#### What this task involves
Return each line of the data below unchanged, please.

#### Extracted data entries
====================

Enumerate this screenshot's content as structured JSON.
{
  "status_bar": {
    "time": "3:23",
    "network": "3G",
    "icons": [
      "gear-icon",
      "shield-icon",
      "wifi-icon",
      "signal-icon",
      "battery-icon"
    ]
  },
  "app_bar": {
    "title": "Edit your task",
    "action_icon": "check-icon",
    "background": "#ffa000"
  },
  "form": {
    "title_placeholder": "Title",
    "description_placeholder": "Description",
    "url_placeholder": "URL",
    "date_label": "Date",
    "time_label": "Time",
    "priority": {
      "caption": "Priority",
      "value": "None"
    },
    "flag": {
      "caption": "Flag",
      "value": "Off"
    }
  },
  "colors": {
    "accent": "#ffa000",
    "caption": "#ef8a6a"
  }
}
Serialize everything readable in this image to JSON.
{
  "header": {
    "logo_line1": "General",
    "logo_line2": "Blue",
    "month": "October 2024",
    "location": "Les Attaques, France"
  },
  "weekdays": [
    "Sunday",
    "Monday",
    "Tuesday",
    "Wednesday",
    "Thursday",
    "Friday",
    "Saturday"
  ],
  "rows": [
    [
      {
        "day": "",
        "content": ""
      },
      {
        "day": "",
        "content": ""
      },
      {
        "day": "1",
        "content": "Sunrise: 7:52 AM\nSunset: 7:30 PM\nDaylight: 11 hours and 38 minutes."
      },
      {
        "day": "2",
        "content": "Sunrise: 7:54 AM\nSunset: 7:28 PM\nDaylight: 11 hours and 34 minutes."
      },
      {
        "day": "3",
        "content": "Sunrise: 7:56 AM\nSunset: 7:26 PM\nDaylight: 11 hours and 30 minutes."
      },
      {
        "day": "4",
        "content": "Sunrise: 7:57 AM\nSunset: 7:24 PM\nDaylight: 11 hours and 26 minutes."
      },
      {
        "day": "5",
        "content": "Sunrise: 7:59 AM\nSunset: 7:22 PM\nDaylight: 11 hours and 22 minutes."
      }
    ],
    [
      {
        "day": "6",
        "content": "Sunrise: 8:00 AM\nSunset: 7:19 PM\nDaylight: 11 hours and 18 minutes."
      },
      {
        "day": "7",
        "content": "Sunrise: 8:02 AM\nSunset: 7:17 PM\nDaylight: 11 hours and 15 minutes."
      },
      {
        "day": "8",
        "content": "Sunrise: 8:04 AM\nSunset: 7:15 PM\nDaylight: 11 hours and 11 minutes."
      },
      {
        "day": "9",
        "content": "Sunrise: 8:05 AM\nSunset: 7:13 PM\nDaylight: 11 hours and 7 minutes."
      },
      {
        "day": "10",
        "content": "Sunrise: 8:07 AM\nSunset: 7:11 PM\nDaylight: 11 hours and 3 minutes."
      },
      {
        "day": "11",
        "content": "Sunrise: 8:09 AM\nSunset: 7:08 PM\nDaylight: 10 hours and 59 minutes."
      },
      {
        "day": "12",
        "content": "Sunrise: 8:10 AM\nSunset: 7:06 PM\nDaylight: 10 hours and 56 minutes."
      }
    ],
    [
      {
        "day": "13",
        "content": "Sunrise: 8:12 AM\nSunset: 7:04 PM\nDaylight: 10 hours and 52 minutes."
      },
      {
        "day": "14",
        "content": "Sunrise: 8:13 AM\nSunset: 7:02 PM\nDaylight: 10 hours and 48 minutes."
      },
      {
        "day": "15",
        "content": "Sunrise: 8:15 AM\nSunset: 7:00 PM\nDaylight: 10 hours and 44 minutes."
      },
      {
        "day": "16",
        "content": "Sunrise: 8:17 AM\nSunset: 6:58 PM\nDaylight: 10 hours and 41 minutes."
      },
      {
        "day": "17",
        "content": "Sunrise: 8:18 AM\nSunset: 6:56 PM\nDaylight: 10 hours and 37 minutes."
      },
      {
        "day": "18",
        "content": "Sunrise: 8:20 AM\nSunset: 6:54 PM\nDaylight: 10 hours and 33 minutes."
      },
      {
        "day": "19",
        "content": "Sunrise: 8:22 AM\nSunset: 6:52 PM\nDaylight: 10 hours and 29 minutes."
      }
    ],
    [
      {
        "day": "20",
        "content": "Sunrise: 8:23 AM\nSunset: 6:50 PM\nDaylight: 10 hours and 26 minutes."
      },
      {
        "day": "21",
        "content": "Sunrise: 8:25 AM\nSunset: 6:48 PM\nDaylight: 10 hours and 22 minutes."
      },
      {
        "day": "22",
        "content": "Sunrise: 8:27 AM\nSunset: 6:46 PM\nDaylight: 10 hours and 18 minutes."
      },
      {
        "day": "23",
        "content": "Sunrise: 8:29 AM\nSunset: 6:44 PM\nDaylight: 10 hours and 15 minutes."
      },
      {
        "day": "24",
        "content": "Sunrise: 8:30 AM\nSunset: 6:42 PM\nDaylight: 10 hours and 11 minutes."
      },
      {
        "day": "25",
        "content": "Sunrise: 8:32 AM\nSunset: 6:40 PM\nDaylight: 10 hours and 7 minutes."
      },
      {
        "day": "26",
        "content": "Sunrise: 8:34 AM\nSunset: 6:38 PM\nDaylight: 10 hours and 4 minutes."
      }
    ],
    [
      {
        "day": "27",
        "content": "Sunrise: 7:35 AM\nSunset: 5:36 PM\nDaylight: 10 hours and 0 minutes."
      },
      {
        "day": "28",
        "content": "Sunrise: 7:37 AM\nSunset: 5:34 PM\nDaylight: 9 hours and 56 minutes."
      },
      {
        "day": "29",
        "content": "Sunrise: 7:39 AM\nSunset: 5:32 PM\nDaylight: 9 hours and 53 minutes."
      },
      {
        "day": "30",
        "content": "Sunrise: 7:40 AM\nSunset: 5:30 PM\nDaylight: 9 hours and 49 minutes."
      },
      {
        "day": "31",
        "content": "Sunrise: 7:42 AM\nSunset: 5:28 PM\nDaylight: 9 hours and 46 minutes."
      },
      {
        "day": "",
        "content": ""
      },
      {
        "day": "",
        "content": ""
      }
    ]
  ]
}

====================

#### Exercise result
Enumerate this screenshot's content as structured JSON.
{
  "status_bar": {
    "time": "3:23",
    "network": "3G",
    "icons": [
      "gear-icon",
      "shield-icon",
      "wifi-icon",
      "signal-icon",
      "battery-icon"
    ]
  },
  "app_bar": {
    "title": "Edit your task",
    "action_icon": "check-icon",
    "background": "#ffa000"
  },
  "form": {
    "title_placeholder": "Title",
    "description_placeholder": "Description",
    "url_placeholder": "URL",
    "date_label": "Date",
    "time_label": "Time",
    "priority": {
      "caption": "Priority",
      "value": "None"
    },
    "flag": {
      "caption": "Flag",
      "value": "Off"
    }
  },
  "colors": {
    "accent": "#ffa000",
    "caption": "#ef8a6a"
  }
}
Serialize everything readable in this image to JSON.
{
  "header": {
    "logo_line1": "General",
    "logo_line2": "Blue",
    "month": "October 2024",
    "location": "Les Attaques, France"
  },
  "weekdays": [
    "Sunday",
    "Monday",
    "Tuesday",
    "Wednesday",
    "Thursday",
    "Friday",
    "Saturday"
  ],
  "rows": [
    [
      {
        "day": "",
        "content": ""
      },
      {
        "day": "",
        "content": ""
      },
      {
        "day": "1",
        "content": "Sunrise: 7:52 AM\nSunset: 7:30 PM\nDaylight: 11 hours and 38 minutes."
      },
      {
        "day": "2",
        "content": "Sunrise: 7:54 AM\nSunset: 7:28 PM\nDaylight: 11 hours and 34 minutes."
      },
      {
        "day": "3",
        "content": "Sunrise: 7:56 AM\nSunset: 7:26 PM\nDaylight: 11 hours and 30 minutes."
      },
      {
        "day": "4",
        "content": "Sunrise: 7:57 AM\nSunset: 7:24 PM\nDaylight: 11 hours and 26 minutes."
      },
      {
        "day": "5",
        "content": "Sunrise: 7:59 AM\nSunset: 7:22 PM\nDaylight: 11 hours and 22 minutes."
      }
    ],
    [
      {
        "day": "6",
        "content": "Sunrise: 8:00 AM\nSunset: 7:19 PM\nDaylight: 11 hours and 18 minutes."
      },
      {
        "day": "7",
        "content": "Sunrise: 8:02 AM\nSunset: 7:17 PM\nDaylight: 11 hours and 15 minutes."
      },
      {
        "day": "8",
        "content": "Sunrise: 8:04 AM\nSunset: 7:15 PM\nDaylight: 11 hours and 11 minutes."
      },
      {
        "day": "9",
        "content": "Sunrise: 8:05 AM\nSunset: 7:13 PM\nDaylight: 11 hours and 7 minutes."
      },
      {
        "day": "10",
        "content": "Sunrise: 8:07 AM\nSunset: 7:11 PM\nDaylight: 11 hours and 3 minutes."
      },
      {
        "day": "11",
        "content": "Sunrise: 8:09 AM\nSunset: 7:08 PM\nDaylight: 10 hours and 59 minutes."
      },
      {
        "day": "12",
        "content": "Sunrise: 8:10 AM\nSunset: 7:06 PM\nDaylight: 10 hours and 56 minutes."
      }
    ],
    [
      {
        "day": "13",
        "content": "Sunrise: 8:12 AM\nSunset: 7:04 PM\nDaylight: 10 hours and 52 minutes."
      },
      {
        "day": "14",
        "content": "Sunrise: 8:13 AM\nSunset: 7:02 PM\nDaylight: 10 hours and 48 minutes."
      },
      {
        "day": "15",
        "content": "Sunrise: 8:15 AM\nSunset: 7:00 PM\nDaylight: 10 hours and 44 minutes."
      },
      {
        "day": "16",
        "content": "Sunrise: 8:17 AM\nSunset: 6:58 PM\nDaylight: 10 hours and 41 minutes."
      },
      {
        "day": "17",
        "content": "Sunrise: 8:18 AM\nSunset: 6:56 PM\nDaylight: 10 hours and 37 minutes."
      },
      {
        "day": "18",
        "content": "Sunrise: 8:20 AM\nSunset: 6:54 PM\nDaylight: 10 hours and 33 minutes."
      },
      {
        "day": "19",
        "content": "Sunrise: 8:22 AM\nSunset: 6:52 PM\nDaylight: 10 hours and 29 minutes."
      }
    ],
    [
      {
        "day": "20",
        "content": "Sunrise: 8:23 AM\nSunset: 6:50 PM\nDaylight: 10 hours and 26 minutes."
      },
      {
        "day": "21",
        "content": "Sunrise: 8:25 AM\nSunset: 6:48 PM\nDaylight: 10 hours and 22 minutes."
      },
      {
        "day": "22",
        "content": "Sunrise: 8:27 AM\nSunset: 6:46 PM\nDaylight: 10 hours and 18 minutes."
      },
      {
        "day": "23",
        "content": "Sunrise: 8:29 AM\nSunset: 6:44 PM\nDaylight: 10 hours and 15 minutes."
      },
      {
        "day": "24",
        "content": "Sunrise: 8:30 AM\nSunset: 6:42 PM\nDaylight: 10 hours and 11 minutes."
      },
      {
        "day": "25",
        "content": "Sunrise: 8:32 AM\nSunset: 6:40 PM\nDaylight: 10 hours and 7 minutes."
      },
      {
        "day": "26",
        "content": "Sunrise: 8:34 AM\nSunset: 6:38 PM\nDaylight: 10 hours and 4 minutes."
      }
    ],
    [
      {
        "day": "27",
        "content": "Sunrise: 7:35 AM\nSunset: 5:36 PM\nDaylight: 10 hours and 0 minutes."
      },
      {
        "day": "28",
        "content": "Sunrise: 7:37 AM\nSunset: 5:34 PM\nDaylight: 9 hours and 56 minutes."
      },
      {
        "day": "29",
        "content": "Sunrise: 7:39 AM\nSunset: 5:32 PM\nDaylight: 9 hours and 53 minutes."
      },
      {
        "day": "30",
        "content": "Sunrise: 7:40 AM\nSunset: 5:30 PM\nDaylight: 9 hours and 49 minutes."
      },
      {
        "day": "31",
        "content": "Sunrise: 7:42 AM\nSunset: 5:28 PM\nDaylight: 9 hours and 46 minutes."
      },
      {
        "day": "",
        "content": ""
      },
      {
        "day": "",
        "content": ""
      }
    ]
  ]
}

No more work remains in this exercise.